This report updates and expands on that work by drawing on two more years of claims and enforcement data from state and national agencies, and new results of a 2014 survey of 300 low-wage workers in Eastern Iowa. These local survey responses provide some of the first direct glimpses we have into the scope and nature of Iowa workers’ experiences with wage theft.

Raising the New Mexico Minimum Wage

Raising the minimum wage is an important and effective strategy for reducing poverty particularly given the erosion of the purchasing power of the state wage since it was last raised in 2009. In New Mexico, approximately 112,000 workers are earning the current state minimum wage of $7.50. In January, New Mexico lawmakers should act to raise the minimum wage to $10 per hour by 2018. While this increase should not be considered a living wage, thousands of families would benefit.

There will probably be a proposal to raise the state’s minimum wage to $10 an hour in the 2016 legislative session. That would be the first minimum wage increase for the whole state since the present minimum wage of $7.50 took effect in January of 2009. This report assumes an increase in two steps, to $8.50 an hour in 2017 and to $10 an hour in 2018. In 2018, according to the Economic Policy Institute (EPI), there will be about 771,000 workers statewide making an hourly wage in New Mexico. The EPI estimates that 112,000 workers would be directly helped by raising the minimum wage to $10 an hour. An additional 79,000 workers would be indirectly affected – their wages would rise due to spillover effects from raising the wage to $10. The total number of workers affected would be 191,000 or almost 25 percent of hourly workers. This report describes the characteristics of these low-wage workers and looks at the EPI’s estimates of the wage impacts of raising the state’s minimum wage.

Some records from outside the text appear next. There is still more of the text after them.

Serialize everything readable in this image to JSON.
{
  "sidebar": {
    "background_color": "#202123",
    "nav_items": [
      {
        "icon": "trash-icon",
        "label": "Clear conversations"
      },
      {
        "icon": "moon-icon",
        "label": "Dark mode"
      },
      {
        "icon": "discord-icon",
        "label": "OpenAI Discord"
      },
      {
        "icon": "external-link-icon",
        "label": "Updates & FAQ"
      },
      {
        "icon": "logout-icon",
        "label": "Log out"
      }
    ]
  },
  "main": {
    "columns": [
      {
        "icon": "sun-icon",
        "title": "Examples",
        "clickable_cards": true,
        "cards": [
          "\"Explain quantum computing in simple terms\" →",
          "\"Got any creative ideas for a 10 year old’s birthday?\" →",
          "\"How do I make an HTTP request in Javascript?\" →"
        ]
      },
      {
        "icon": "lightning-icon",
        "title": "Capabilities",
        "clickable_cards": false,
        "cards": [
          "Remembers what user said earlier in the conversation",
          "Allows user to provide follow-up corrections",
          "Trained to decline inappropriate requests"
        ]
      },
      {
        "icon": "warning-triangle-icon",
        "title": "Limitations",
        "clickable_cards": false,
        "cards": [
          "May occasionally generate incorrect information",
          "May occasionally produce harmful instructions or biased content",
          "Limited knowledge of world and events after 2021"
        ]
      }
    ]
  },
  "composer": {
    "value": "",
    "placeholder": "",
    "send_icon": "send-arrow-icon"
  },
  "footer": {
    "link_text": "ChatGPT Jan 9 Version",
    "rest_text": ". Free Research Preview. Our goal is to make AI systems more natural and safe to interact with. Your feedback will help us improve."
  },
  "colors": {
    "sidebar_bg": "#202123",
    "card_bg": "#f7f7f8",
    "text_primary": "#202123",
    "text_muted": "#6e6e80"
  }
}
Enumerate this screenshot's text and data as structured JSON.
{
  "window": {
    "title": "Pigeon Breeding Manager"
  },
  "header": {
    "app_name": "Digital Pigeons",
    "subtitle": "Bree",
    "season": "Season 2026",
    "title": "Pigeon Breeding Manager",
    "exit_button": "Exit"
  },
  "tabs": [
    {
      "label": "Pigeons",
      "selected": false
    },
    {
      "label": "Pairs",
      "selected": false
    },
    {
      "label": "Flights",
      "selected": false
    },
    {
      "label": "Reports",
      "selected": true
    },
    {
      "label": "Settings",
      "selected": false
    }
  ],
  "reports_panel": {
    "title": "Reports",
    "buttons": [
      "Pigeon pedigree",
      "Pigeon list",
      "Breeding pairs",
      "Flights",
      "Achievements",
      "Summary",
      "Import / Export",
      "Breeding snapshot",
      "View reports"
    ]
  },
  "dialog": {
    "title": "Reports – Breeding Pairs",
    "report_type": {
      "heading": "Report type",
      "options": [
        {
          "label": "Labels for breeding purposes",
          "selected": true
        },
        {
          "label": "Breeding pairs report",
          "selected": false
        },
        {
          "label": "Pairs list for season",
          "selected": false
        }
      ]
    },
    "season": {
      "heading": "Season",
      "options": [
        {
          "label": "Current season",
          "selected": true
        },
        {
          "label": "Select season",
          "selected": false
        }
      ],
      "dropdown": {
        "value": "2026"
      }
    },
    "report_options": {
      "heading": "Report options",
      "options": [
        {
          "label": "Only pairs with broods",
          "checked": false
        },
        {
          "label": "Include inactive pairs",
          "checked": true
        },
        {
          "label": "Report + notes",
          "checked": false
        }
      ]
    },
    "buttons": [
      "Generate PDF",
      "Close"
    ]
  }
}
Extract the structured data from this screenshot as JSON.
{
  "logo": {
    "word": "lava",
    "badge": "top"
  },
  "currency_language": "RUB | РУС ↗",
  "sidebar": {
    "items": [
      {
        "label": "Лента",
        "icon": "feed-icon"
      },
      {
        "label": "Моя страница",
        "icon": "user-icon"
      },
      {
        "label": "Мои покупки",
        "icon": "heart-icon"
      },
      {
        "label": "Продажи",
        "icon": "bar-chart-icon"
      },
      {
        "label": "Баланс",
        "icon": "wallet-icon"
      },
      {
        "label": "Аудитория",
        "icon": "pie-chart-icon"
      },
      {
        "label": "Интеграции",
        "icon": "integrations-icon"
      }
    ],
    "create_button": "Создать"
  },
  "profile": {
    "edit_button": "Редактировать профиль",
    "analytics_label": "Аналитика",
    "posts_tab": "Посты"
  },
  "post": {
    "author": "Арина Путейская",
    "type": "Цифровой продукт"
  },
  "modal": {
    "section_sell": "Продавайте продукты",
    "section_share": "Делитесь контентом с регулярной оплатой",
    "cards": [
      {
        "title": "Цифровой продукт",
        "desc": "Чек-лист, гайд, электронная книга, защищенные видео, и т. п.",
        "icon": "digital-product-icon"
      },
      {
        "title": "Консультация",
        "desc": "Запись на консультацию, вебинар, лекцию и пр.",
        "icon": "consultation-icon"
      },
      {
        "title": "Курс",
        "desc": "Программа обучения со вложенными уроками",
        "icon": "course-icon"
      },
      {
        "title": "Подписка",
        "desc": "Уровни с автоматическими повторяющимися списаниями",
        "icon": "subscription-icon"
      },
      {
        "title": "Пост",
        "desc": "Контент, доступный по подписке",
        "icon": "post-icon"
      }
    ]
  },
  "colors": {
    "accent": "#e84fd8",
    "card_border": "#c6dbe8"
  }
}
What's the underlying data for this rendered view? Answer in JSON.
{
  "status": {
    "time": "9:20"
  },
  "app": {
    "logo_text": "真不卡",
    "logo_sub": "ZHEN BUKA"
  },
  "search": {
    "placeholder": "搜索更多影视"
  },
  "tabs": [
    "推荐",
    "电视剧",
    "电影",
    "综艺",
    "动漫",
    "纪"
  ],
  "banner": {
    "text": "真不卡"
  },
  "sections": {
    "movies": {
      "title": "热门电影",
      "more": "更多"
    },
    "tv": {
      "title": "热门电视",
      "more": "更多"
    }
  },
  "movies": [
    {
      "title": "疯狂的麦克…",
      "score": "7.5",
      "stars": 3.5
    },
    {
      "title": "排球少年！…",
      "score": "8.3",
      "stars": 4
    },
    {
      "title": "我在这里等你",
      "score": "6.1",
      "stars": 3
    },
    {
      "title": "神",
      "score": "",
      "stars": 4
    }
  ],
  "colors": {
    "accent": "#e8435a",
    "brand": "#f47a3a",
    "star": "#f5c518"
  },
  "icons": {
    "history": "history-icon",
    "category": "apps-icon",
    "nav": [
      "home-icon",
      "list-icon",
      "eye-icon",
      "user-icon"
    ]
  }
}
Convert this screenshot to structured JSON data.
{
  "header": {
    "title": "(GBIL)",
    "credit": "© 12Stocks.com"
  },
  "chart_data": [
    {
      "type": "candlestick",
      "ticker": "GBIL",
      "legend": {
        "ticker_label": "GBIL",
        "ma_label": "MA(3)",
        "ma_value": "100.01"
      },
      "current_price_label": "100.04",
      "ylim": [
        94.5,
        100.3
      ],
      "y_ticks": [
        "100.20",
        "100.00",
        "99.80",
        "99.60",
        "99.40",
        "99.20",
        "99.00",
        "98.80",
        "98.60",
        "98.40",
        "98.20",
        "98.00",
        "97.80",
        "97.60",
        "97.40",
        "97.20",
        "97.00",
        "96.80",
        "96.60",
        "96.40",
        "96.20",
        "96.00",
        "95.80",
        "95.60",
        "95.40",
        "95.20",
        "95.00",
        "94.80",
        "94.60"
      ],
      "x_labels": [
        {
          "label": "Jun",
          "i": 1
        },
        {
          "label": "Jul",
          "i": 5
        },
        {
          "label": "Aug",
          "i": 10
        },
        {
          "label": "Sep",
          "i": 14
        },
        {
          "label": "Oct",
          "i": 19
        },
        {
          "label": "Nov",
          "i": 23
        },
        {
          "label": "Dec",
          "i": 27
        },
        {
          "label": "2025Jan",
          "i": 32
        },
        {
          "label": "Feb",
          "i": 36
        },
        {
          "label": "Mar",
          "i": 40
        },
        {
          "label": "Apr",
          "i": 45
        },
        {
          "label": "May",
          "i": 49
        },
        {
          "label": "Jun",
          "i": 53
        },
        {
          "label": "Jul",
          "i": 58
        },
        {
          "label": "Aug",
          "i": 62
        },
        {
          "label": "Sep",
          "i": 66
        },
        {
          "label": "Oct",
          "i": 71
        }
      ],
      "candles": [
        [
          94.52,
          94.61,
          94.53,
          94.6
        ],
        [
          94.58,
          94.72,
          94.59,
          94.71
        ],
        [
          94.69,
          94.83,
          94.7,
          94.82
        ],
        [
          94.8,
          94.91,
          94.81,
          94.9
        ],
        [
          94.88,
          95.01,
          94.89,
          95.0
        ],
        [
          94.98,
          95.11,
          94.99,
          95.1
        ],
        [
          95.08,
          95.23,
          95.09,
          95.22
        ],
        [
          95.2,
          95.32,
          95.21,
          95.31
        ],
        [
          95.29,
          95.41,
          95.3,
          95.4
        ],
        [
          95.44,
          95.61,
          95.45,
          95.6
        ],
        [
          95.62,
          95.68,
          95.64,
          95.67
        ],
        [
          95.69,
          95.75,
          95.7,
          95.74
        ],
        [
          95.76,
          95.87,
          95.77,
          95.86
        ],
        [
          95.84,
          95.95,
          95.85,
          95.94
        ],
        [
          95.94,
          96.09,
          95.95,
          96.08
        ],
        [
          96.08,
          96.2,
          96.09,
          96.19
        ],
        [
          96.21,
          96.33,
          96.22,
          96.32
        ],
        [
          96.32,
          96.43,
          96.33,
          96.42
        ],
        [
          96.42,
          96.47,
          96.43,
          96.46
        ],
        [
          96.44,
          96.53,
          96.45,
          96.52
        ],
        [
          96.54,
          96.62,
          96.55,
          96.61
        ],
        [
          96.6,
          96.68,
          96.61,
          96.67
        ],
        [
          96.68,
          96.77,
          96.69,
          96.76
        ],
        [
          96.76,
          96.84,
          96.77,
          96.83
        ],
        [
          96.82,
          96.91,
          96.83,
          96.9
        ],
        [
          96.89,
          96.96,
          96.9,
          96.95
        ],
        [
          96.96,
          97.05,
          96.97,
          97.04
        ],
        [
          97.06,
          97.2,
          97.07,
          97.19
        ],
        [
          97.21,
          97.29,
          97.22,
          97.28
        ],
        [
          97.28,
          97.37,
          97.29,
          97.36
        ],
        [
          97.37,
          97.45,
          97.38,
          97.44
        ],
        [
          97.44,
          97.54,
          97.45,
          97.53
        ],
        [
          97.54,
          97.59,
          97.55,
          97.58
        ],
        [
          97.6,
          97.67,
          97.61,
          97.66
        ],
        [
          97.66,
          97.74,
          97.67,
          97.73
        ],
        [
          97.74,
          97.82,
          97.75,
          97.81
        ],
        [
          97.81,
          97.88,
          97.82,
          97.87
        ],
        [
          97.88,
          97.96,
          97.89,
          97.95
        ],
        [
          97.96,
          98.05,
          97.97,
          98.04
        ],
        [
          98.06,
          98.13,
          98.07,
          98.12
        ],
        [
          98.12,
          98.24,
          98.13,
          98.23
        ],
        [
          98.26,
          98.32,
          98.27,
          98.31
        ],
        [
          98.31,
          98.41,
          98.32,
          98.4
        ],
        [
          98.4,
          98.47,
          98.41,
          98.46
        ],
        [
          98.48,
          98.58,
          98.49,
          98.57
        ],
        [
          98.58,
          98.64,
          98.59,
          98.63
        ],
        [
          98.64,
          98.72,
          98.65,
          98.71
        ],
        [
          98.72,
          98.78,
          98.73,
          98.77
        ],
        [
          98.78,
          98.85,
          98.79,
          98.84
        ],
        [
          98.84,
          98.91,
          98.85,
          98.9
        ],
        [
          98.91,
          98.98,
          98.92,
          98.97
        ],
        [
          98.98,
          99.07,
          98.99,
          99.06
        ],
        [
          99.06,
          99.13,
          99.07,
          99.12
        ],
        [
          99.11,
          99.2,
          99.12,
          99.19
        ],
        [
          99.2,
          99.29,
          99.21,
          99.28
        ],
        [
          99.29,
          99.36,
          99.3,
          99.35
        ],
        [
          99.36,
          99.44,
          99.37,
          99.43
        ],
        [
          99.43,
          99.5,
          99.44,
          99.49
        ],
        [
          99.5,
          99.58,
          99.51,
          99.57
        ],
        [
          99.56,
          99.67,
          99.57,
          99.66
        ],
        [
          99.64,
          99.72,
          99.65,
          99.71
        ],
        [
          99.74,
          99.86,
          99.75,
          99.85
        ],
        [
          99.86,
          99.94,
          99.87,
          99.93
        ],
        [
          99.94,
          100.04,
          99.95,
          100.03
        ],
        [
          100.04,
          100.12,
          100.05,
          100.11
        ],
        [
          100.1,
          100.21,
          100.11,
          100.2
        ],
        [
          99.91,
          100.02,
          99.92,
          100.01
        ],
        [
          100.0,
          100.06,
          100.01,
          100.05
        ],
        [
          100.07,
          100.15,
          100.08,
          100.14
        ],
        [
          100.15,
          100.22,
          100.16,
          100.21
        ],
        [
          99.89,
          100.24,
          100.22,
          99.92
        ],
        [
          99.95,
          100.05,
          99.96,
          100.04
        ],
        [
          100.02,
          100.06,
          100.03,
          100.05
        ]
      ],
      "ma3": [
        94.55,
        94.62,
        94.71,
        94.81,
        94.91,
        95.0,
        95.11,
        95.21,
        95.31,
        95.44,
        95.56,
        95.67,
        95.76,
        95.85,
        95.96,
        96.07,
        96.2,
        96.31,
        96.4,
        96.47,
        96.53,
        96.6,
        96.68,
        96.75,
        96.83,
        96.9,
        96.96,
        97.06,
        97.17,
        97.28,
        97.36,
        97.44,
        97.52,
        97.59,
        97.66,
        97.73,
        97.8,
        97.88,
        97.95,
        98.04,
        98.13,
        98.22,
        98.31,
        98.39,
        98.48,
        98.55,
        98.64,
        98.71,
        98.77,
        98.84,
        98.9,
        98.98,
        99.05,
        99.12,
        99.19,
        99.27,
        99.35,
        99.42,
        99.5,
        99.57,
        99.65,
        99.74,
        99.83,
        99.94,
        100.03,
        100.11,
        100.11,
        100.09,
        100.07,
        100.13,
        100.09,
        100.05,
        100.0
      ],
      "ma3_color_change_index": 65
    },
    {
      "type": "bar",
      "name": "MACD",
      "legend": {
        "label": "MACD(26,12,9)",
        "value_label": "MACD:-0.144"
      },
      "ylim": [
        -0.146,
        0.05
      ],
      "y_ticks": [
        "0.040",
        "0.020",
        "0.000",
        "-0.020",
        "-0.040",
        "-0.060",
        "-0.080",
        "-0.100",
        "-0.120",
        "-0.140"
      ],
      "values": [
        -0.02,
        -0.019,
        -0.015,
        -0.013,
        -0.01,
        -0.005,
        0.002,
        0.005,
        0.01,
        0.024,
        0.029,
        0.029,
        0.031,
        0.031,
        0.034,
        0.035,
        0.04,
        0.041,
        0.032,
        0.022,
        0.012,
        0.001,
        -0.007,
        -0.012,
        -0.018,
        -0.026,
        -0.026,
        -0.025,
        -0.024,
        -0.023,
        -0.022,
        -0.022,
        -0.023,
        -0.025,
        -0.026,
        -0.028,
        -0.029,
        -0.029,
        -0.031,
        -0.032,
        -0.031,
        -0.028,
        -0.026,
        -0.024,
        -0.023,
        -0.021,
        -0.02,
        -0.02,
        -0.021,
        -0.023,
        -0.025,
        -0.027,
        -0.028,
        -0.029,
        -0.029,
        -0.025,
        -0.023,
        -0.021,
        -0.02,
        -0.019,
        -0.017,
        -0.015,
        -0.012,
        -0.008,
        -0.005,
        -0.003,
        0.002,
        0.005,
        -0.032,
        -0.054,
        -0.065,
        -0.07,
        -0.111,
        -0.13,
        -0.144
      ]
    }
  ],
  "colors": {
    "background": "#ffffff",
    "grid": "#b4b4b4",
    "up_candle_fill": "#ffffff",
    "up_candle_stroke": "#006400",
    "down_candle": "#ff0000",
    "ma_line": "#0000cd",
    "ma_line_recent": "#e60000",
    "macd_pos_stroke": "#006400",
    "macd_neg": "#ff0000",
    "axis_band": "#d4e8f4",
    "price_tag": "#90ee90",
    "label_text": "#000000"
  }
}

The Case for a County Minimum Wage

Inaction by Congress and state legislatures has led many cities and counties to adopt a local
minimum wage. We show that a $15 county minimum wage, phased in by 2020, would raise the
incomes of at least 19,300 workers in Johnson County and 24,300 in Linn County; the majority
would be full-time workers over age 20, and many would have families. This in turn would
increase spending in local retail and service establishments, boosting the local economy